**Task statement:** Reproduce every record exactly as it appears, but not the pictures.

**Data provided:**
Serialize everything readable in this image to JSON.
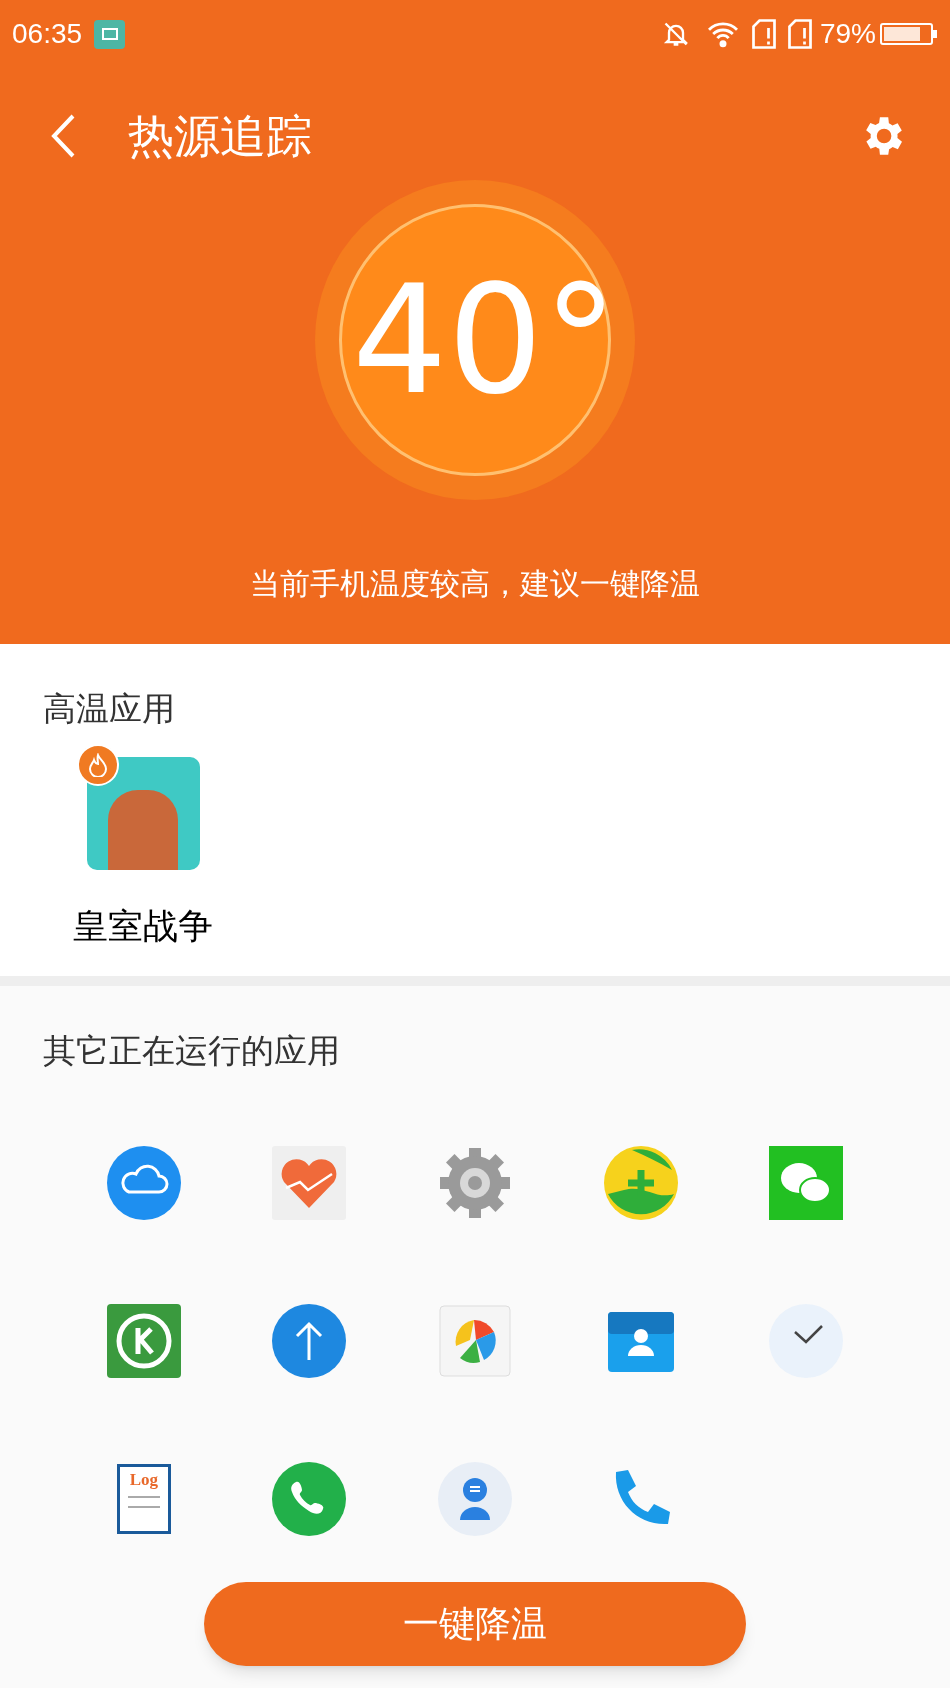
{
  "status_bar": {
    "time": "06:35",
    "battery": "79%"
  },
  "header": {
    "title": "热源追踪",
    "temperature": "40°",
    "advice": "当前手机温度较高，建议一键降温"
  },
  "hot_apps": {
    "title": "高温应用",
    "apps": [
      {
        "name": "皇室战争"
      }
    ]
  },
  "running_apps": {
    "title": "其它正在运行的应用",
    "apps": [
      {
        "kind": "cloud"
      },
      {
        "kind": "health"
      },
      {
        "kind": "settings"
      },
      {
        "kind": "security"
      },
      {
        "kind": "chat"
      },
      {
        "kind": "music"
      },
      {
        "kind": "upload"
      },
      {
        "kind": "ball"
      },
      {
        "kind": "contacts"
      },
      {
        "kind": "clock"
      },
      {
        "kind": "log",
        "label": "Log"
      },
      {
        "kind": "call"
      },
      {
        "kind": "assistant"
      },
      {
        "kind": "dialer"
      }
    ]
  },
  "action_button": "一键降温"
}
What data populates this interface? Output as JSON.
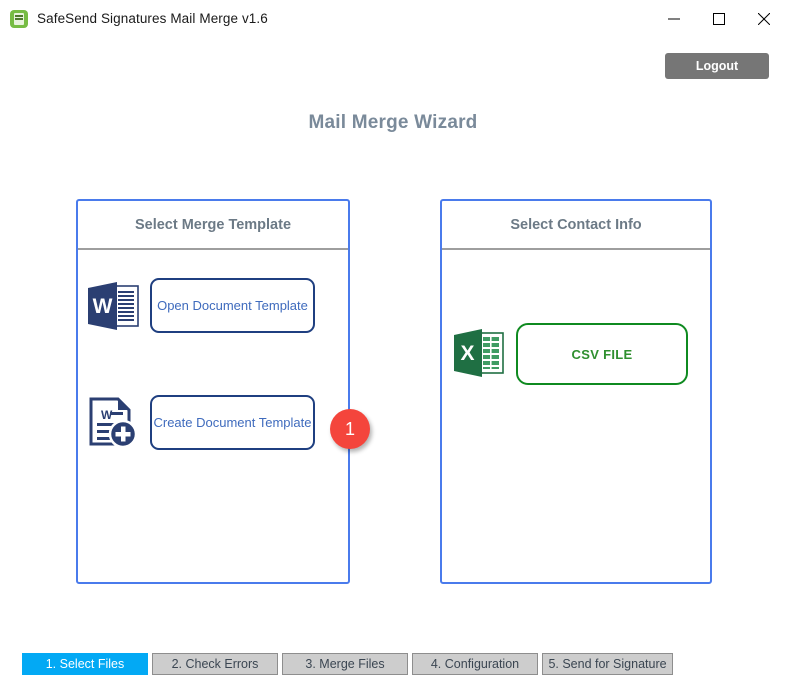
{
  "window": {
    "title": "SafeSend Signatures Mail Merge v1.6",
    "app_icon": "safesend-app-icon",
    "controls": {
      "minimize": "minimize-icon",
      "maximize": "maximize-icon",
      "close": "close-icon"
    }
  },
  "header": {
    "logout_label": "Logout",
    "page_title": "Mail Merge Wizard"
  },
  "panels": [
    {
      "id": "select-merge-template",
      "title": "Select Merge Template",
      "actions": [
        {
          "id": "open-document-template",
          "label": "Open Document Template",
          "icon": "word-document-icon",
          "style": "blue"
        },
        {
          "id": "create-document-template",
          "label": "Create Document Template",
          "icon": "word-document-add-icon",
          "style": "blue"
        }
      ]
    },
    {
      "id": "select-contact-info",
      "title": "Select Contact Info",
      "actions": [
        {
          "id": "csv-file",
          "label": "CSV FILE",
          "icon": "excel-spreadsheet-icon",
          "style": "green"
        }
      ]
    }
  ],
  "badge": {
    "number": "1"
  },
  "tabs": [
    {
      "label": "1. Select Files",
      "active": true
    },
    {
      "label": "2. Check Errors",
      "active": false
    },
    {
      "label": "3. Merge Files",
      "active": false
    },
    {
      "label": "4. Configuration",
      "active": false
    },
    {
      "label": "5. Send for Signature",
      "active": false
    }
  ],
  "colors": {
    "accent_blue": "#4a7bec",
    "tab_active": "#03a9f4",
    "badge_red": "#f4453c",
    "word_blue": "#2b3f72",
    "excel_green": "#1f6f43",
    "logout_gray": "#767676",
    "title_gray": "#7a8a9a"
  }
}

**Result of this task:**
Serialize everything readable in this image to JSON.
{
  "status_bar": {
    "time": "06:35",
    "battery": "79%"
  },
  "header": {
    "title": "热源追踪",
    "temperature": "40°",
    "advice": "当前手机温度较高，建议一键降温"
  },
  "hot_apps": {
    "title": "高温应用",
    "apps": [
      {
        "name": "皇室战争"
      }
    ]
  },
  "running_apps": {
    "title": "其它正在运行的应用",
    "apps": [
      {
        "kind": "cloud"
      },
      {
        "kind": "health"
      },
      {
        "kind": "settings"
      },
      {
        "kind": "security"
      },
      {
        "kind": "chat"
      },
      {
        "kind": "music"
      },
      {
        "kind": "upload"
      },
      {
        "kind": "ball"
      },
      {
        "kind": "contacts"
      },
      {
        "kind": "clock"
      },
      {
        "kind": "log",
        "label": "Log"
      },
      {
        "kind": "call"
      },
      {
        "kind": "assistant"
      },
      {
        "kind": "dialer"
      }
    ]
  },
  "action_button": "一键降温"
}
What data populates this interface? Output as JSON.
{
  "window": {
    "title": "SafeSend Signatures Mail Merge v1.6",
    "app_icon": "safesend-app-icon",
    "controls": {
      "minimize": "minimize-icon",
      "maximize": "maximize-icon",
      "close": "close-icon"
    }
  },
  "header": {
    "logout_label": "Logout",
    "page_title": "Mail Merge Wizard"
  },
  "panels": [
    {
      "id": "select-merge-template",
      "title": "Select Merge Template",
      "actions": [
        {
          "id": "open-document-template",
          "label": "Open Document Template",
          "icon": "word-document-icon",
          "style": "blue"
        },
        {
          "id": "create-document-template",
          "label": "Create Document Template",
          "icon": "word-document-add-icon",
          "style": "blue"
        }
      ]
    },
    {
      "id": "select-contact-info",
      "title": "Select Contact Info",
      "actions": [
        {
          "id": "csv-file",
          "label": "CSV FILE",
          "icon": "excel-spreadsheet-icon",
          "style": "green"
        }
      ]
    }
  ],
  "badge": {
    "number": "1"
  },
  "tabs": [
    {
      "label": "1. Select Files",
      "active": true
    },
    {
      "label": "2. Check Errors",
      "active": false
    },
    {
      "label": "3. Merge Files",
      "active": false
    },
    {
      "label": "4. Configuration",
      "active": false
    },
    {
      "label": "5. Send for Signature",
      "active": false
    }
  ],
  "colors": {
    "accent_blue": "#4a7bec",
    "tab_active": "#03a9f4",
    "badge_red": "#f4453c",
    "word_blue": "#2b3f72",
    "excel_green": "#1f6f43",
    "logout_gray": "#767676",
    "title_gray": "#7a8a9a"
  }
}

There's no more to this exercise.